# Exercise description
When a line below contains the string "color", show that line.

# Data listing
========================================================================
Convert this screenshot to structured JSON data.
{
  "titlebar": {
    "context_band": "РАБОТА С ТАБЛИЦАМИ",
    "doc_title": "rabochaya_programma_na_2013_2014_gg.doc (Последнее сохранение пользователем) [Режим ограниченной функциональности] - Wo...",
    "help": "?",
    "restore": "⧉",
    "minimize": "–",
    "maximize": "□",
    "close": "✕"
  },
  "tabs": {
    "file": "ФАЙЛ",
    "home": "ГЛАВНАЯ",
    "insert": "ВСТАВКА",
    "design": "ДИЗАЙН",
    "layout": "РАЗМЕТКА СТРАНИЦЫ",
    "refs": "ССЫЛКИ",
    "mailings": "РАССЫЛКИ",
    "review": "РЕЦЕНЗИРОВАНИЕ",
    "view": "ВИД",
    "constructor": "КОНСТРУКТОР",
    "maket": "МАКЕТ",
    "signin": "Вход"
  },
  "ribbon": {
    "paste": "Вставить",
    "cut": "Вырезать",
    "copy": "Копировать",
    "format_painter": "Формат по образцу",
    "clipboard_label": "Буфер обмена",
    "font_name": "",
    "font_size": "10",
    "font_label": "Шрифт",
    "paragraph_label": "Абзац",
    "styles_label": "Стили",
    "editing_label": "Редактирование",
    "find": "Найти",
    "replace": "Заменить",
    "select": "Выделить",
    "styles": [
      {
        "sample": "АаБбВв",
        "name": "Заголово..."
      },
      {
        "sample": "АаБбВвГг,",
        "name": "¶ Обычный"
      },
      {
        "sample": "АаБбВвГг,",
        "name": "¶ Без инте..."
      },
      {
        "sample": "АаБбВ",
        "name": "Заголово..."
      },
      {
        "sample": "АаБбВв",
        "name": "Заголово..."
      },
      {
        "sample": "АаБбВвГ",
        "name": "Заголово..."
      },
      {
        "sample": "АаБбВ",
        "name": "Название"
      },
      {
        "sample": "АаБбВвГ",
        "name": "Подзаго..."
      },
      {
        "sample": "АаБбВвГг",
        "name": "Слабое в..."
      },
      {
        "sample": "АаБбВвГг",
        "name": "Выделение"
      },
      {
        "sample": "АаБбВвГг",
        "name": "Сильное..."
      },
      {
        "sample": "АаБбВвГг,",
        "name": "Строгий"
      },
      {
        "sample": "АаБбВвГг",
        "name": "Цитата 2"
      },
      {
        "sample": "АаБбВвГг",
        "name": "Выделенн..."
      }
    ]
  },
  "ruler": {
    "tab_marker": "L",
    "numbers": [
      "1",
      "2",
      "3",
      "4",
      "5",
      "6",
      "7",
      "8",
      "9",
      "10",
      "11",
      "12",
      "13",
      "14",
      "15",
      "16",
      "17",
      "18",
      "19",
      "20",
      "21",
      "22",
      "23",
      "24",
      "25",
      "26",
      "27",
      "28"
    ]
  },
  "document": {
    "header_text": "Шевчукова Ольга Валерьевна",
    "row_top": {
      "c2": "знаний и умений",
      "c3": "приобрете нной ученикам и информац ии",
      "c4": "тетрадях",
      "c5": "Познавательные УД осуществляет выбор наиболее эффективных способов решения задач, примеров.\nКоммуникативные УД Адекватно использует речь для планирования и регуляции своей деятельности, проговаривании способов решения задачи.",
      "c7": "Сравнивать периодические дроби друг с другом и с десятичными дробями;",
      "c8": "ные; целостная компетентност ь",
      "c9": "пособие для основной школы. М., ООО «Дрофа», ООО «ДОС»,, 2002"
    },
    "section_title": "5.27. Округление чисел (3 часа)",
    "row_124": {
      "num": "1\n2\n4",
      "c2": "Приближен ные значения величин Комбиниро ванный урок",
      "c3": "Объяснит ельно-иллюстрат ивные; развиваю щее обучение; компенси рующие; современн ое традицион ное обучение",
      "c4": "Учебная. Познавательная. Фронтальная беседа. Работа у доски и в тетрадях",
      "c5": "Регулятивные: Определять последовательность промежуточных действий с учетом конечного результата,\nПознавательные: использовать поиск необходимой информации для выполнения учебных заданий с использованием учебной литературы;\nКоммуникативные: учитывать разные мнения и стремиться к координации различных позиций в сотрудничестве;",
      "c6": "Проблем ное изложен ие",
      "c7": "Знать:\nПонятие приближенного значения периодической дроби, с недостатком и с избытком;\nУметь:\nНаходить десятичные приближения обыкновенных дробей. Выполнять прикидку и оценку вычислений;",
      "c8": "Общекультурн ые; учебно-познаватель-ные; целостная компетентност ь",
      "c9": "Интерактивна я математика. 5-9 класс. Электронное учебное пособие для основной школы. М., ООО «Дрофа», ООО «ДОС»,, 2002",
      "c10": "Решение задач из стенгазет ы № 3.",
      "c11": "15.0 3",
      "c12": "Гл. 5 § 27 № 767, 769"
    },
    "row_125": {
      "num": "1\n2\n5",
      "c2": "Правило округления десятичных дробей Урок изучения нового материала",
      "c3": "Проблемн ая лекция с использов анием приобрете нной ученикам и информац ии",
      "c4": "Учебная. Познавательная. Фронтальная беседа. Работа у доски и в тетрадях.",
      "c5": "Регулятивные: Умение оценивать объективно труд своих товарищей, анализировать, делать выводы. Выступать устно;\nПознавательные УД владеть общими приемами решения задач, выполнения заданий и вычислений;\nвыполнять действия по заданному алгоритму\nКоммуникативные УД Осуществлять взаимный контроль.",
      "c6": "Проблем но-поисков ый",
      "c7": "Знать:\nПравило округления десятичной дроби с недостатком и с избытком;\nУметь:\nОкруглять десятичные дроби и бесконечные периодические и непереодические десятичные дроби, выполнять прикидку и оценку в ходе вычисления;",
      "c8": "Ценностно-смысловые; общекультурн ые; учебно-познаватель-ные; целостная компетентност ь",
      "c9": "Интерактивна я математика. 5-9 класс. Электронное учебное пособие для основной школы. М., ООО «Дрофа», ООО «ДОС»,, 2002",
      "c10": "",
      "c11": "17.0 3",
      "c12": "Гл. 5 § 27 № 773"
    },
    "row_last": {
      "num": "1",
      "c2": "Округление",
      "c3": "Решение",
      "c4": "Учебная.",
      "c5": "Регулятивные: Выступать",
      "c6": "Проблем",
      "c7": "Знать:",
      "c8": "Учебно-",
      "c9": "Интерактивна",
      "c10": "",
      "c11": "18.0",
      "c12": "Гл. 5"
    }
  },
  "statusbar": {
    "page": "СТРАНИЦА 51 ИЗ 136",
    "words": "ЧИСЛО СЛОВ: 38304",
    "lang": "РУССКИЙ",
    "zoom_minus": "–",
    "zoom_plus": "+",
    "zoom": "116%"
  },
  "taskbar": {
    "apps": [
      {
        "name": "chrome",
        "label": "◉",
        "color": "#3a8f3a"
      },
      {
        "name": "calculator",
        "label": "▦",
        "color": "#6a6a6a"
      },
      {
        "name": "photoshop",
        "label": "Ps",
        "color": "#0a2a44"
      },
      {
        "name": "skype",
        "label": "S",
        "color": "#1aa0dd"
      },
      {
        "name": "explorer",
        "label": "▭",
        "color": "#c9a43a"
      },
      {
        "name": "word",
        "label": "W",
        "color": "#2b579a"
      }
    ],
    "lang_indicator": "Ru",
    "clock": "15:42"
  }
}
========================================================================
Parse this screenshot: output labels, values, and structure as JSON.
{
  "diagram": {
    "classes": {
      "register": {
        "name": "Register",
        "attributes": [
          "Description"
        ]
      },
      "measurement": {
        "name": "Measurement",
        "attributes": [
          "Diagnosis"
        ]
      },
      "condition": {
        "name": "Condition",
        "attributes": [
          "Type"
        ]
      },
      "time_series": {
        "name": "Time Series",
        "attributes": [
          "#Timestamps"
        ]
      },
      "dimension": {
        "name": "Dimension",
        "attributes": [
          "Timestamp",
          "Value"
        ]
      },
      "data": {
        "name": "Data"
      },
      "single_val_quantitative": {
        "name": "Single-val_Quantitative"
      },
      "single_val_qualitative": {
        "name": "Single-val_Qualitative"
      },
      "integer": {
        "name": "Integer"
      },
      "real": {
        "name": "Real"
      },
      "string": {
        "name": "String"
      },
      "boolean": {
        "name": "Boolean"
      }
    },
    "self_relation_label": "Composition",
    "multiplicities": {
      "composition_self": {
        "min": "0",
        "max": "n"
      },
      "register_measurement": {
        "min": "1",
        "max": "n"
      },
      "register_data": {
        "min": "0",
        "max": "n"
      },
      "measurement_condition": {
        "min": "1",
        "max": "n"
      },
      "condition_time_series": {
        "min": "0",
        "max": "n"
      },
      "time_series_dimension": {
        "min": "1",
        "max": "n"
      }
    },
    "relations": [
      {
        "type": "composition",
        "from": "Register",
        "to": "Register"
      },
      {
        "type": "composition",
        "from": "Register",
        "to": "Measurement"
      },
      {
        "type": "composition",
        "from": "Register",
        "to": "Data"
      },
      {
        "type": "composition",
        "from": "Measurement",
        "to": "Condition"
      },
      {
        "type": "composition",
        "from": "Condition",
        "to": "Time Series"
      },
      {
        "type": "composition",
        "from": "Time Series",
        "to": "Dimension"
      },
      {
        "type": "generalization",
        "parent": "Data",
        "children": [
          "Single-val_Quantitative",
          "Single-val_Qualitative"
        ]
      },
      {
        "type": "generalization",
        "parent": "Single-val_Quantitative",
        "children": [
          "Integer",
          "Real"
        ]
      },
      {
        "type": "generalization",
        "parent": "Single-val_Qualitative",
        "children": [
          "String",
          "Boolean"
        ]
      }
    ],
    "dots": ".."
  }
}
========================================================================
# Answer for this exercise
        "color": "#3a8f3a"
        "color": "#6a6a6a"
        "color": "#0a2a44"
        "color": "#1aa0dd"
        "color": "#c9a43a"
        "color": "#2b579a"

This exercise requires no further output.